WHAT IS BEING ASKED — Check every line of the data below for "verified". Copy each one that has it.

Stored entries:

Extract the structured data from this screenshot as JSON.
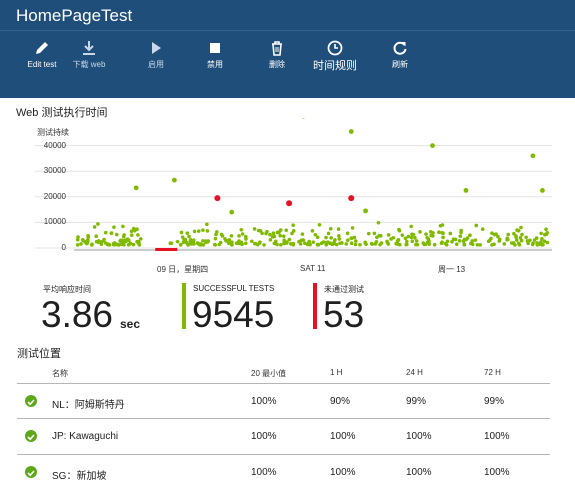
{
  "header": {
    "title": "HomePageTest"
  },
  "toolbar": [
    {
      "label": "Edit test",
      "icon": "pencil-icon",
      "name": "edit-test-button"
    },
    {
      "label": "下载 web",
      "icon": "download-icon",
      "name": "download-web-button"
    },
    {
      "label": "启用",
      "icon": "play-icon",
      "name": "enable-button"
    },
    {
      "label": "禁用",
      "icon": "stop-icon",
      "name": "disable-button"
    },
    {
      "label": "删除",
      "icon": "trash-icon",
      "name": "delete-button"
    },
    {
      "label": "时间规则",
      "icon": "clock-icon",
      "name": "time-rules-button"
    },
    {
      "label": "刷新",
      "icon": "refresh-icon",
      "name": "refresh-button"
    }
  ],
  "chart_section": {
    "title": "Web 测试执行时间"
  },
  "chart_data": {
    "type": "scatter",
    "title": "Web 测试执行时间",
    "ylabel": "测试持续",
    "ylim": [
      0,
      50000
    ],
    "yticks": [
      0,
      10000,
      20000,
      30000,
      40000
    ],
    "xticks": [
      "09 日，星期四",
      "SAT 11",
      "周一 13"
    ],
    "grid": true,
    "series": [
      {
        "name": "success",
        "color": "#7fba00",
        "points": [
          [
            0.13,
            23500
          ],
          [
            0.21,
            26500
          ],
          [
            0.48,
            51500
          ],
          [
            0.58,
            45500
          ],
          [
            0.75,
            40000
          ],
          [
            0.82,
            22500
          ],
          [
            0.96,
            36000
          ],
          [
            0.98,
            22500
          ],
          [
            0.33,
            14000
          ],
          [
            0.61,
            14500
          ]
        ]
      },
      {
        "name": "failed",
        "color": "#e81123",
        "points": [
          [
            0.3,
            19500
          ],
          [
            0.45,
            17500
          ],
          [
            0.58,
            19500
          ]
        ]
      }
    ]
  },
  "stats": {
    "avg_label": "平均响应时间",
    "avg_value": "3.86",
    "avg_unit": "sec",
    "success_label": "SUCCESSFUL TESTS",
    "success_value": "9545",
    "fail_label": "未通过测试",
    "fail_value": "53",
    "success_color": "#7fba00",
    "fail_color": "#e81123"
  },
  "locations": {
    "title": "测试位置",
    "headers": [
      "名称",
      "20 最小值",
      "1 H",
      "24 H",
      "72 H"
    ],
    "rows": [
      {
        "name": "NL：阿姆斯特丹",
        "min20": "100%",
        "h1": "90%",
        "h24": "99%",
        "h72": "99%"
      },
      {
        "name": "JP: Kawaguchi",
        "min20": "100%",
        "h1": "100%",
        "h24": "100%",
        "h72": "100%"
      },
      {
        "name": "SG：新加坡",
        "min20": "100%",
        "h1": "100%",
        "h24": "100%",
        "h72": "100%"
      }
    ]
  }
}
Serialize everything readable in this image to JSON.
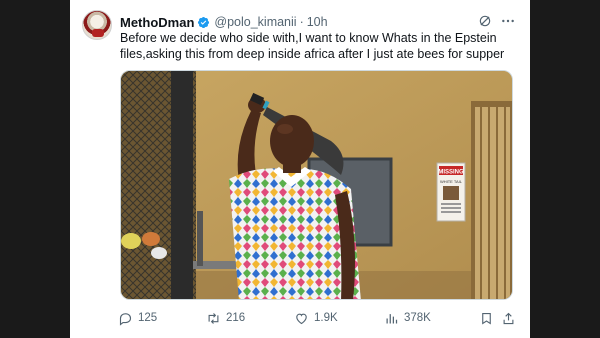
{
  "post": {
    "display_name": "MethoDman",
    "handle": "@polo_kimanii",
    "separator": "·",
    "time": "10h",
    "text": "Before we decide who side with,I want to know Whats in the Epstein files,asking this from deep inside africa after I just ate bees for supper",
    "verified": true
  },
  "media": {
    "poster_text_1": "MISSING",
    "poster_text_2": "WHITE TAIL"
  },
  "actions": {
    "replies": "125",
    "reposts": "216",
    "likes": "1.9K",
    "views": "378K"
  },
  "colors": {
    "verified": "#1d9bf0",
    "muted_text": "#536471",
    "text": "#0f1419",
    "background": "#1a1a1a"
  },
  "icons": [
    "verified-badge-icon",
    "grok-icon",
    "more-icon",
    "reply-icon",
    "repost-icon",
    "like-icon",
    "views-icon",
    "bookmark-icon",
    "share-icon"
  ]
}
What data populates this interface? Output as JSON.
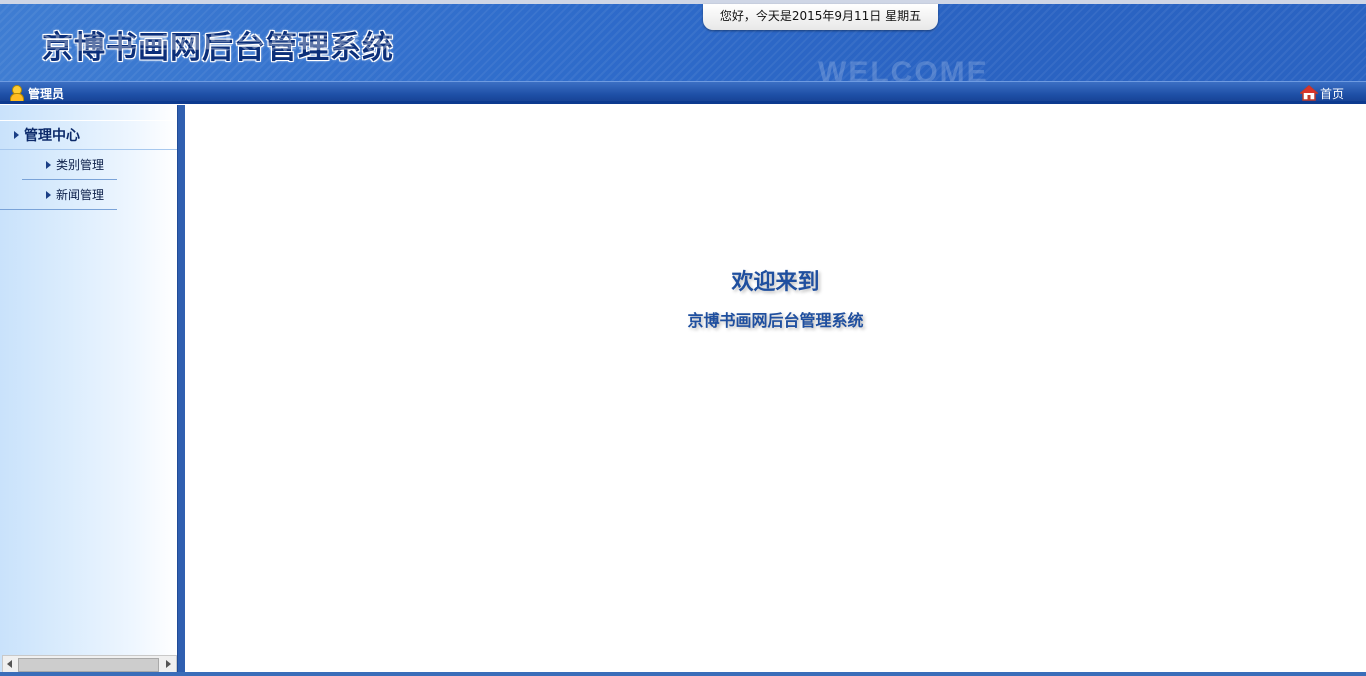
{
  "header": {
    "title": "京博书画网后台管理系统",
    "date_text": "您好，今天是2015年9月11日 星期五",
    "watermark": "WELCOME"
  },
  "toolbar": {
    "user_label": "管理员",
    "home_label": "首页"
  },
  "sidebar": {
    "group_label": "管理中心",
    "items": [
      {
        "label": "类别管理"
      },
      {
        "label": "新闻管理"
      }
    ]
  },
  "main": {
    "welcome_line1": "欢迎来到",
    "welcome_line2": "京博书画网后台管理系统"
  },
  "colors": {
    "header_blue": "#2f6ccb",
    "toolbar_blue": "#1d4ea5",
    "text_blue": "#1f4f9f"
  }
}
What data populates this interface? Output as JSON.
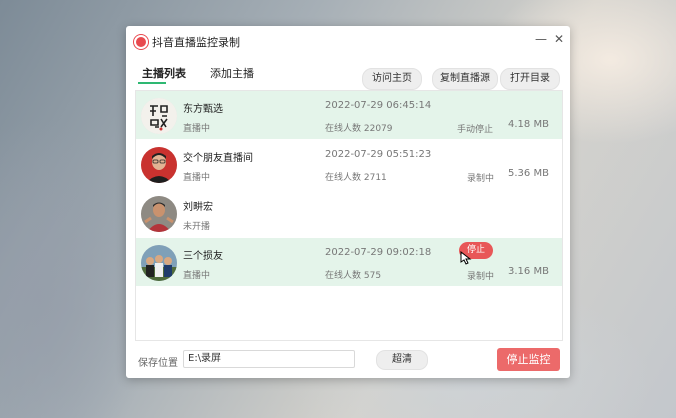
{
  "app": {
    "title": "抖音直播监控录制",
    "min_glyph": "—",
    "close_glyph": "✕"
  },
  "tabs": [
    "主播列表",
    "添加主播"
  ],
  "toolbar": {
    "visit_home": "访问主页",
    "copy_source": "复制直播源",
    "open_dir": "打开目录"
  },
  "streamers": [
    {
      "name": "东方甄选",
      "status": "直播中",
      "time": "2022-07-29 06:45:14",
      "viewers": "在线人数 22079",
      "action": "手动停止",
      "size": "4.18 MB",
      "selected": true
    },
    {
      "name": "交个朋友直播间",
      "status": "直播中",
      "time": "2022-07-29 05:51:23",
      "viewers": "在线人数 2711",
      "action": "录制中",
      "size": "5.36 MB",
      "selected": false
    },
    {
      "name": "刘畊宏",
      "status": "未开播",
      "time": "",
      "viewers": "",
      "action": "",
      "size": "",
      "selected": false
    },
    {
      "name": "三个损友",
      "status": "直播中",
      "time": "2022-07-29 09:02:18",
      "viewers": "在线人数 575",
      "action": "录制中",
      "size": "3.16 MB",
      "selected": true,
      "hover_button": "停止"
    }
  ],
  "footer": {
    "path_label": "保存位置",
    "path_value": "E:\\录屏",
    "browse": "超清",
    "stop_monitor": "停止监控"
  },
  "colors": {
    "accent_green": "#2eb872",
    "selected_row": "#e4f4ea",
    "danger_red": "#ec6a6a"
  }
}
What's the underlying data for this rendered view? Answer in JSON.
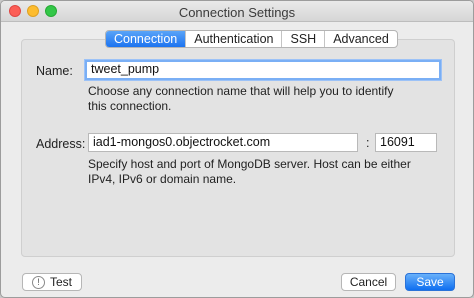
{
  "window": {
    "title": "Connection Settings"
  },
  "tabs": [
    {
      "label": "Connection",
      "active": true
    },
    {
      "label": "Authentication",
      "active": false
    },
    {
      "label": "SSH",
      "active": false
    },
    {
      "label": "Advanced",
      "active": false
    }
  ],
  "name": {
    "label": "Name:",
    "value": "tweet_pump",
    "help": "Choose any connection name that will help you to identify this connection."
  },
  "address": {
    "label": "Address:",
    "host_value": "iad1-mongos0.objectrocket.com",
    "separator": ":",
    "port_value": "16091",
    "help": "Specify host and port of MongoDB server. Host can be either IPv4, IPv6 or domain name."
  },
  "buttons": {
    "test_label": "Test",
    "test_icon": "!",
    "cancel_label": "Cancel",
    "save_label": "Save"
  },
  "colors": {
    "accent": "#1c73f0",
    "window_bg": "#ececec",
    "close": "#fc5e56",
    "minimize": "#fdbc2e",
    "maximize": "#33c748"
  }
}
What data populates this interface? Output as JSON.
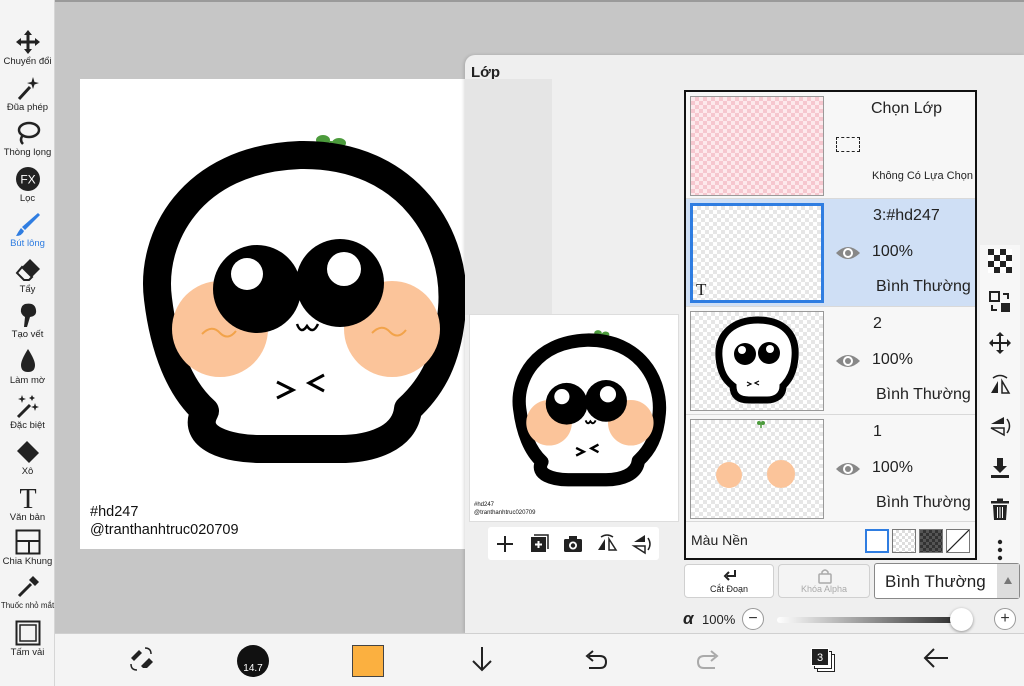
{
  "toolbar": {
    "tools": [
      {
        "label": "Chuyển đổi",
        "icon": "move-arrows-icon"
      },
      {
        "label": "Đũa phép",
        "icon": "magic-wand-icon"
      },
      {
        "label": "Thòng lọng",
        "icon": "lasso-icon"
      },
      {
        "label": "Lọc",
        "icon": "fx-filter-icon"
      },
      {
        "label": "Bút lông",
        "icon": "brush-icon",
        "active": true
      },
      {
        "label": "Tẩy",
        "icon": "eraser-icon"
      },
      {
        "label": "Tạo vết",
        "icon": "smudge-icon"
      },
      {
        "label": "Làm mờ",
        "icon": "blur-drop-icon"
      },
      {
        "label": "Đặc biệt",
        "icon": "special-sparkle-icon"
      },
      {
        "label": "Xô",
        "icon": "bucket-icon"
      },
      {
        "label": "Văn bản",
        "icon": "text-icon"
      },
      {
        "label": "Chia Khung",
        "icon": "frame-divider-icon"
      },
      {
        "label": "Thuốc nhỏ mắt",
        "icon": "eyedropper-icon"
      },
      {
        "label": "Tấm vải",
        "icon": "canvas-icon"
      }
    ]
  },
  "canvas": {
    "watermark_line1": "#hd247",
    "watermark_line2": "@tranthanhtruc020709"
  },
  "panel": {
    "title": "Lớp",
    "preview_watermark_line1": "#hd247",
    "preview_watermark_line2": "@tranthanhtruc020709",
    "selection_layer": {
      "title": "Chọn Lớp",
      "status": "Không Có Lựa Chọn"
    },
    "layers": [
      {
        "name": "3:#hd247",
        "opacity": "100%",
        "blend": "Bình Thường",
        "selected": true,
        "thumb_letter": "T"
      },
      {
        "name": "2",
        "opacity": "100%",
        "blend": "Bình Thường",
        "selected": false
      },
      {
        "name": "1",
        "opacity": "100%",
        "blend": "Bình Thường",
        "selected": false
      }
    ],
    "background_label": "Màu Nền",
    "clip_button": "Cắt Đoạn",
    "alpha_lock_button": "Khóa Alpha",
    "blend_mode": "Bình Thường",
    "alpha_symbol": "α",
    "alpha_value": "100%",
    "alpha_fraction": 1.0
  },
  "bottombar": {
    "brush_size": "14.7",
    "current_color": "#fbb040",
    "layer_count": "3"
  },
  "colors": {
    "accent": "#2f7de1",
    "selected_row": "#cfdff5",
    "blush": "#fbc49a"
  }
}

YOUR RESPONSE —
    "verified": true
    "verified": "#1d9bf0",
    "verified-badge-icon",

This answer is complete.